Born in Riverstone on Christmas Eve 1933 he was eldest child of six girls and two boys born to Magdalene Rose (Anderson) and Alfred Francis Cartwright. His father Alfie Cartwright better known as “Stumpy” was a skilled leather worker his clients travelling from around NSW to have their harness made and/or repaired by Stumpy.

The highlight of Dessie’s his life was his marriage to Dawn (Doreen) O’Brien on 6th February 1960 in St. John’s Catholic Church Riverstone and he naturally held his wedding reception in the Riverstone Footballers hall (now demolished).

Dessie attended Riverstone school then went onto Richmond High, waiting only until he was 15yrs old and able to leave school, which could not come quick enough for him. He started work at the Meat Works as soon as he turned 15 and worked as a slaughterman in the Mutton House rising through the ranks to Foreman

Clarrie Neal, in discussions with Dessie records, “the 1950s was a golden era for Riverstone Club winning A grade and A Reserve Premiership in 1956 coached by Bobby Hobbs. Training was a serious business in those days after training Mick Woods would boil up a large pot of meat extract for the boys.” Dessie played his first game of organised footfall in 1951 as a 17-year-old and began a lifelong association with the club, playing and coaching juniors. He was elected President in 1969 and held the position until 1973. He was awarded Life Membership of the Club in 1973.

He and Dawn with their four children Patricia, John Peter and Janette settled in Dingle Street, Riverstone where Des, a keen bird fancier, spent many hours in his back-yard aviary breeding and raising Canaries, Budgies and Finches. Sadly, they lost their son Peter in an accident. His children and grandchildren have also excelled in the sporting field. His daughters introducing him to Netball and John has carried on his father’s love of football. As a Netball coach for his daughter Patricia, many a Saturday on the sideline, I was advised on team strategies.

Riverstone in 40s and 50s was a small close-knit community, then a town where workers knew the security of having a job for a life time, sons following fathers and uncles into a job at the ‘works’. Hard working men and women who established history in a small community which must never be allowed to fade into suburbia. A town where some 80 years later I proudly recall Rivo Boys.

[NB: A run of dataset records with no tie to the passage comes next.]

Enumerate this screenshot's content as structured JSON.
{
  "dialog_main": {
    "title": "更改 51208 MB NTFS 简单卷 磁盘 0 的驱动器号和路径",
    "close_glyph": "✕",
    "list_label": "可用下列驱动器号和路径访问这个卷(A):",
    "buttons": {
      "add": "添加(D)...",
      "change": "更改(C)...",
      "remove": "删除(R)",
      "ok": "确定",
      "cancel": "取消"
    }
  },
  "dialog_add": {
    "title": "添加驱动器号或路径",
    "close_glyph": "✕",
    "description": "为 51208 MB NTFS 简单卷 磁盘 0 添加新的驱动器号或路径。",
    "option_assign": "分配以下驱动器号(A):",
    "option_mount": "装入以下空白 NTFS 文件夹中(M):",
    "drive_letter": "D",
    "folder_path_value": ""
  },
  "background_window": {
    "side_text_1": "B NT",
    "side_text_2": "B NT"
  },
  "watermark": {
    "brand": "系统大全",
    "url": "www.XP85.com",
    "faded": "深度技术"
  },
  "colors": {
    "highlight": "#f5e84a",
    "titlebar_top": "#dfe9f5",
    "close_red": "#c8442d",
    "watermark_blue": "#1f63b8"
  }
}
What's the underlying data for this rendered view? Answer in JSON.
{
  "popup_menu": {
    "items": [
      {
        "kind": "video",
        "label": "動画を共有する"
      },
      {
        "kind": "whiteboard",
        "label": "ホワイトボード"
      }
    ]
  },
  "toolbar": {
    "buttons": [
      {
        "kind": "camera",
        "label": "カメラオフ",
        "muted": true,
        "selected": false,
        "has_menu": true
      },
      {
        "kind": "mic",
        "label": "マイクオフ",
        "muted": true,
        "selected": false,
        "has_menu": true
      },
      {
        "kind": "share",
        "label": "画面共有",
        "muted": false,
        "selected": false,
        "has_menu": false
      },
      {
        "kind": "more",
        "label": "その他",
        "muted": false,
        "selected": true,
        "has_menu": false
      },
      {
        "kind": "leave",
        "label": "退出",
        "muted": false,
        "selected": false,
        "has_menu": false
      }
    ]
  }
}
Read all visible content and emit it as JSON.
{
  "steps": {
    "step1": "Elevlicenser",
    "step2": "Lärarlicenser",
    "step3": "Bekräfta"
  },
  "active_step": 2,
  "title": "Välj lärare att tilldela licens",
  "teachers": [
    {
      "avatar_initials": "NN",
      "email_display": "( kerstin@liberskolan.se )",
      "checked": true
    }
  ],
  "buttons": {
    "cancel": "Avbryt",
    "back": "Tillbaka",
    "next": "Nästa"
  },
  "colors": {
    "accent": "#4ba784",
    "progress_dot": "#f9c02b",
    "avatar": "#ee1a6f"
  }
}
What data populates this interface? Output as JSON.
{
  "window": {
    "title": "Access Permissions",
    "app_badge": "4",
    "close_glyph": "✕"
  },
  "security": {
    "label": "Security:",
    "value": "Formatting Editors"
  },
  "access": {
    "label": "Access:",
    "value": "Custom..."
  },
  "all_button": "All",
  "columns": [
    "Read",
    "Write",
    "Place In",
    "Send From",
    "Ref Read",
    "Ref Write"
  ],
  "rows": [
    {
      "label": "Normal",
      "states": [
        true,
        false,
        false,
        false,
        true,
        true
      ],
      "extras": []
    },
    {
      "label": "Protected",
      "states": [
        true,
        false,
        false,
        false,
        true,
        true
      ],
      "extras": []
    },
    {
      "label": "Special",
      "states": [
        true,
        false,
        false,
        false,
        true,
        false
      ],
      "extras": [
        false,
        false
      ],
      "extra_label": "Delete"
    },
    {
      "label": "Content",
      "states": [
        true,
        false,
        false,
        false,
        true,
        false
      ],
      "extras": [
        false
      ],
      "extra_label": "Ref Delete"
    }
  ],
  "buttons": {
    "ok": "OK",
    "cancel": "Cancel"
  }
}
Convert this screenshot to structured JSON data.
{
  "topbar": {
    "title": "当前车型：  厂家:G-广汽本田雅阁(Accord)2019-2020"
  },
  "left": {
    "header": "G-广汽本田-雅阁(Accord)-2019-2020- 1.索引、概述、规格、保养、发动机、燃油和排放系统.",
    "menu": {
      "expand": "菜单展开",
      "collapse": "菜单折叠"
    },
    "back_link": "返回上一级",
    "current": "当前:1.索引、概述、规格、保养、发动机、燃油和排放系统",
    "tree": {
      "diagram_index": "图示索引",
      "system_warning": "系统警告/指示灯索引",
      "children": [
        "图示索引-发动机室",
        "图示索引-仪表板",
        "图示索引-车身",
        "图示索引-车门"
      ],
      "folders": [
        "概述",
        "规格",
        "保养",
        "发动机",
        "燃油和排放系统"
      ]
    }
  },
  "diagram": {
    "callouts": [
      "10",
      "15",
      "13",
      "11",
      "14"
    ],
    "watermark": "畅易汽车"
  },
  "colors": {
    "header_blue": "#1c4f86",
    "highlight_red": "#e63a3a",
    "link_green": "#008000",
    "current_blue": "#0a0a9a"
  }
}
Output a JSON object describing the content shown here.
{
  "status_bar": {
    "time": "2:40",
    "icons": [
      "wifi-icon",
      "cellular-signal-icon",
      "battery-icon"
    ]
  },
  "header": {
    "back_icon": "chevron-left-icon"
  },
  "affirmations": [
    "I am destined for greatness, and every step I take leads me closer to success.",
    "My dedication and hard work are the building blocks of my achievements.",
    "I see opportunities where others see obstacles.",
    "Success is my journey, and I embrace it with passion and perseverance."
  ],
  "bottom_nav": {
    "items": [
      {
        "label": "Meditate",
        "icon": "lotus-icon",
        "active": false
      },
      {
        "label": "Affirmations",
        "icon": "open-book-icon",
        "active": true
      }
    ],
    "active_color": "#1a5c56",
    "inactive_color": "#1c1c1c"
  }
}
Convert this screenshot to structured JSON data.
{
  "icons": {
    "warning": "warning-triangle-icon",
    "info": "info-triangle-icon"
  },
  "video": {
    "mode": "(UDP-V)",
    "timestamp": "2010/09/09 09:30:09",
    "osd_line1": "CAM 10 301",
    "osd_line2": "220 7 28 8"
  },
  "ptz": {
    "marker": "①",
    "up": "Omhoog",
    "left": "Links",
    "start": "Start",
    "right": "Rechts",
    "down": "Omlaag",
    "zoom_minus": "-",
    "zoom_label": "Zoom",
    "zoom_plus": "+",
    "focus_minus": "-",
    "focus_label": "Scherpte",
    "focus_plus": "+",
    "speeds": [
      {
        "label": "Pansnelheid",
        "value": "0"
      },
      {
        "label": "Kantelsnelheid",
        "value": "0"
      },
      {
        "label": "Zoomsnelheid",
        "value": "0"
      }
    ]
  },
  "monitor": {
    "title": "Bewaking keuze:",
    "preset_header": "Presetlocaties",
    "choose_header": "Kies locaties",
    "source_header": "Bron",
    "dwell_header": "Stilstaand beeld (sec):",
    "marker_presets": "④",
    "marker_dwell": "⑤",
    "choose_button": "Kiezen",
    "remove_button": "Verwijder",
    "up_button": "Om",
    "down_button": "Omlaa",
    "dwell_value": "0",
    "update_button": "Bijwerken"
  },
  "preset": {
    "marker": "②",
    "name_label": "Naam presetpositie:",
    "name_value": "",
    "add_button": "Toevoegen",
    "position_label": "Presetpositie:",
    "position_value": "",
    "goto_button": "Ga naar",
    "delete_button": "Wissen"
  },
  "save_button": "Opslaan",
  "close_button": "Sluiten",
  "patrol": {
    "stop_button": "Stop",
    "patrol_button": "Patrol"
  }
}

2007. Dessie at the dedication of the Basil Andrews Playing Field. Photo: Rosemary Phillis